Delta celebrated International Girls in Aviation Day on Sunday with its fifth annual Women Inspiring our Next Generation (WING) Flight, which carried 120 girls ages 12 to 18 from Salt Lake City to NASA in Houston.

The airline also said it is working to close the gender gap in aviation. 

“From nose to tail, the flight was planned and orchestrated exclusively by women – including the pilots flying the plane, ramp agents working on the ground, gate agents boarding the flight and women in the tower guiding the aircraft on its way out,” a company news article said

Beth Poole, general manager of pilot development, helped started Delta’s WING Flight in 2015 and has helped plan the flight ever since. 

"We know representation matters. At Delta, we believe you have to see it to be it," Poole said. "We're taking ownership to improve gender diversity by exposing girls at a young age and providing a pipeline so that 10 years from now, they will be the pilots in the Delta cockpit inspiring generations of women who follow."

Delta celebrates International Girls in Aviation Day on Sunday with its fifth annual Women Inspiring our Next Generation (WING) Flight, which carried 120 girls ages 12 to 18 from Salt Lake City to NASA in Houston. (Photo: Delta)

The WING Flight was also many of the girls' first time flying.
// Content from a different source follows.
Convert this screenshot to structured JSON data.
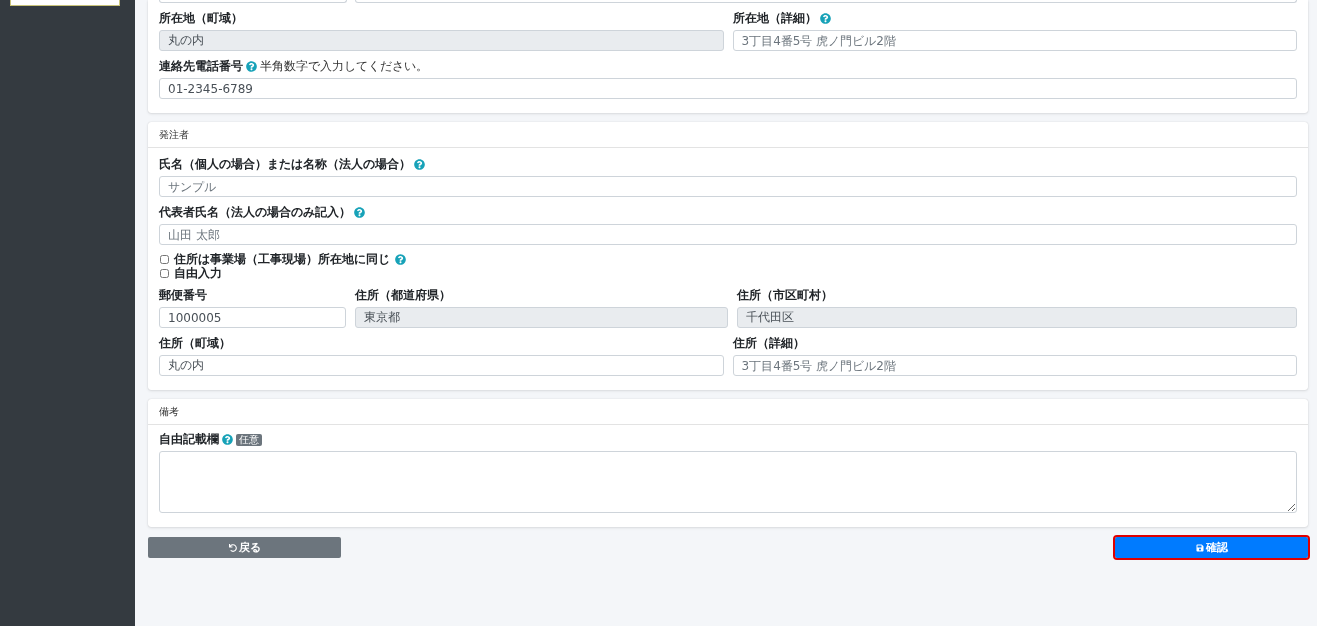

Once on the ground in Houston, the girls experienced “the worlds of flight and human space exploration,” the company said. 

The girls toured NASA’s Mission Control Center, Building 9, Johnson Space Center and Space Center Houston. 
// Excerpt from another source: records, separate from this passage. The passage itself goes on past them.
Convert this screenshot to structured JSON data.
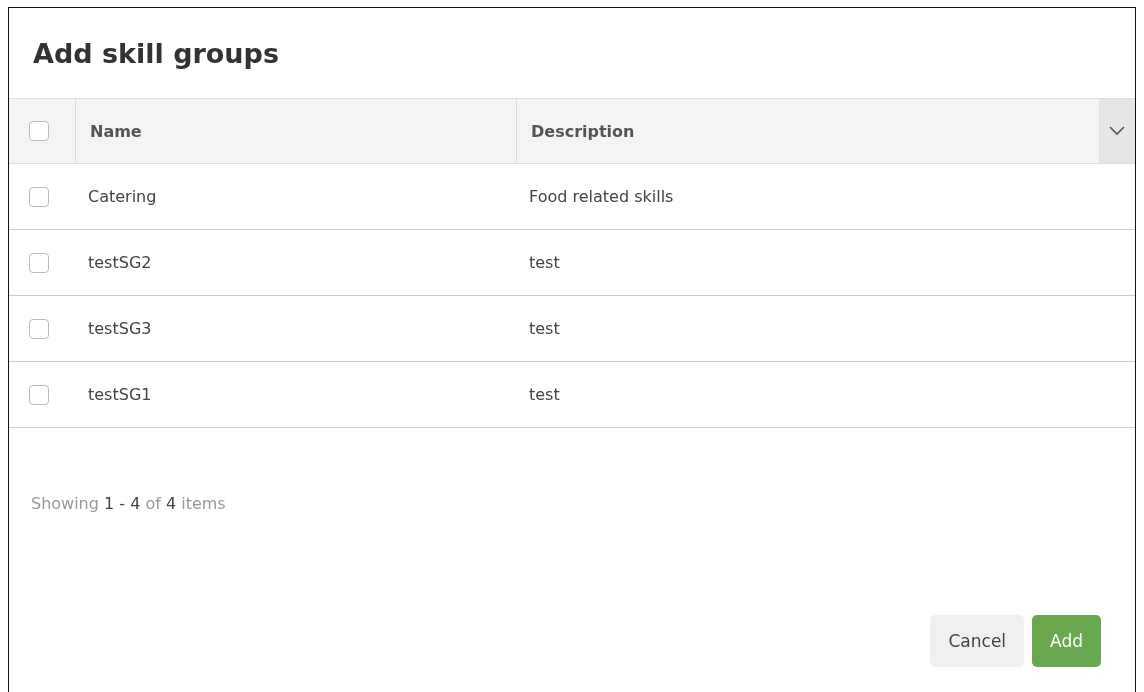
{
  "dialog": {
    "title": "Add skill groups"
  },
  "table": {
    "select_all": {
      "checked": false
    },
    "columns": [
      "Name",
      "Description"
    ],
    "rows": [
      {
        "name": "Catering",
        "description": "Food related skills",
        "checked": false
      },
      {
        "name": "testSG2",
        "description": "test",
        "checked": false
      },
      {
        "name": "testSG3",
        "description": "test",
        "checked": false
      },
      {
        "name": "testSG1",
        "description": "test",
        "checked": false
      }
    ]
  },
  "pager": {
    "prefix": "Showing",
    "range": "1 - 4",
    "middle": "of",
    "total": "4",
    "suffix": "items"
  },
  "buttons": [
    {
      "label": "Cancel",
      "kind": "secondary"
    },
    {
      "label": "Add",
      "kind": "primary"
    }
  ]
}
"I never would have thought I would have had this experience. I'm really grateful for my parents who have made this possible and inspired my love of aviation," said 16-year-old Karyanna H., an 11th grader at Jordan Technical Institute. "It's such an exciting time to be in STEM. There's so much left for us to discover."

The students got to know mentors from other male-dominated aviation workgroups throughout the trip, which included a female technician from Delta’s Technical Operations team, the company said. The girls also had lunch with Jeanette Epps, NASA astronaut and aerospace engineer.  

Delta said it is working to close the gender gap in aviation. (Photo: Delta)

"I've loved being able to look at all of the things these successful women have accomplished. I think we will learn from them and build on their foundation of success," said 17-year-old Shanae C., a 12th grader from Jordan Technical Institute. 

Delta’s WING Flight originated as an effort “to diversify a male-dominated industry and expose females to Science, Technology, Engineering and Math (STEM) careers at a young age,” the company said. This year’s anniversary makes over 600 female students who have taken to the skies with Delta through the WING Flight program.

"It didn't seem realistic to go after a career in aviation, but today I realized, 'Hey, I can do this too,'" said 17-year-old Katelyn J., a 12th grader from Advanced Learning Center.

The girls toured NASA’s Mission Control Center, Building 9, Johnson Space Center and Space Center Houston. (Photo: Delta)

Delta said the company partnered with schools that have STEM or aviation programs to provide clear paths for interested future female aviators. 

With approximately 5 percent of Delta’s pilots being women, the airline is on par with the aviation industry, according to the company. In the past four years, 7.4 percent of Delta’s new hire pilots were women, the airline said. 

“The WING Flight is one way we're working to drive those numbers upward,” Delta said. 

This story was reported from Los Angeles.